**Task prompt:** Make an exact copy of the lines below.

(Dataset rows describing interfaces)
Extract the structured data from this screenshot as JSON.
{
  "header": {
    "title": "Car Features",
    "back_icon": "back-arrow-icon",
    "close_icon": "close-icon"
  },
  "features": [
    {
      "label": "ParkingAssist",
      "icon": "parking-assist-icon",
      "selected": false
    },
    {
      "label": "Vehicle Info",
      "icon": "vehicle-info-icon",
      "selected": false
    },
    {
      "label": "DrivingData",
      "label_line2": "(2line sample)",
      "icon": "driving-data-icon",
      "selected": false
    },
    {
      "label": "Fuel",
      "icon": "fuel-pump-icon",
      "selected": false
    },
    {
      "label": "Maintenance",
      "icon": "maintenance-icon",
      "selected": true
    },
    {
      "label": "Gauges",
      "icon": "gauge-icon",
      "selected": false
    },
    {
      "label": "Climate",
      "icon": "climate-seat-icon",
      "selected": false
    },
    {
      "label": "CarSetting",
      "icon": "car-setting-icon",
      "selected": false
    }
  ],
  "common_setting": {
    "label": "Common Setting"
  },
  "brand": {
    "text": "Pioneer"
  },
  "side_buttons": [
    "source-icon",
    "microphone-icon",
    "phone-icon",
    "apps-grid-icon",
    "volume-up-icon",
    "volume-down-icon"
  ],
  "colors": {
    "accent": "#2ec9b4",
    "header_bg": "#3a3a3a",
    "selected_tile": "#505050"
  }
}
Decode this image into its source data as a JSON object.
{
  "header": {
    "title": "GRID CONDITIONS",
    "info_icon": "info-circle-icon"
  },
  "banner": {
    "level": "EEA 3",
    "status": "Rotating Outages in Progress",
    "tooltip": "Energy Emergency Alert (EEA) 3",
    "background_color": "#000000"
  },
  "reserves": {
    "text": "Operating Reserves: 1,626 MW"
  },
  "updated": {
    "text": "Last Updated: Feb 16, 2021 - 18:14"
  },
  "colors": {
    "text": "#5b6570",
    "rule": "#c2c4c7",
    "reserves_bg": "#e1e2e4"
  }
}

**Answer to the problem:**
Extract the structured data from this screenshot as JSON.
{
  "header": {
    "title": "Car Features",
    "back_icon": "back-arrow-icon",
    "close_icon": "close-icon"
  },
  "features": [
    {
      "label": "ParkingAssist",
      "icon": "parking-assist-icon",
      "selected": false
    },
    {
      "label": "Vehicle Info",
      "icon": "vehicle-info-icon",
      "selected": false
    },
    {
      "label": "DrivingData",
      "label_line2": "(2line sample)",
      "icon": "driving-data-icon",
      "selected": false
    },
    {
      "label": "Fuel",
      "icon": "fuel-pump-icon",
      "selected": false
    },
    {
      "label": "Maintenance",
      "icon": "maintenance-icon",
      "selected": true
    },
    {
      "label": "Gauges",
      "icon": "gauge-icon",
      "selected": false
    },
    {
      "label": "Climate",
      "icon": "climate-seat-icon",
      "selected": false
    },
    {
      "label": "CarSetting",
      "icon": "car-setting-icon",
      "selected": false
    }
  ],
  "common_setting": {
    "label": "Common Setting"
  },
  "brand": {
    "text": "Pioneer"
  },
  "side_buttons": [
    "source-icon",
    "microphone-icon",
    "phone-icon",
    "apps-grid-icon",
    "volume-up-icon",
    "volume-down-icon"
  ],
  "colors": {
    "accent": "#2ec9b4",
    "header_bg": "#3a3a3a",
    "selected_tile": "#505050"
  }
}
Decode this image into its source data as a JSON object.
{
  "header": {
    "title": "GRID CONDITIONS",
    "info_icon": "info-circle-icon"
  },
  "banner": {
    "level": "EEA 3",
    "status": "Rotating Outages in Progress",
    "tooltip": "Energy Emergency Alert (EEA) 3",
    "background_color": "#000000"
  },
  "reserves": {
    "text": "Operating Reserves: 1,626 MW"
  },
  "updated": {
    "text": "Last Updated: Feb 16, 2021 - 18:14"
  },
  "colors": {
    "text": "#5b6570",
    "rule": "#c2c4c7",
    "reserves_bg": "#e1e2e4"
  }
}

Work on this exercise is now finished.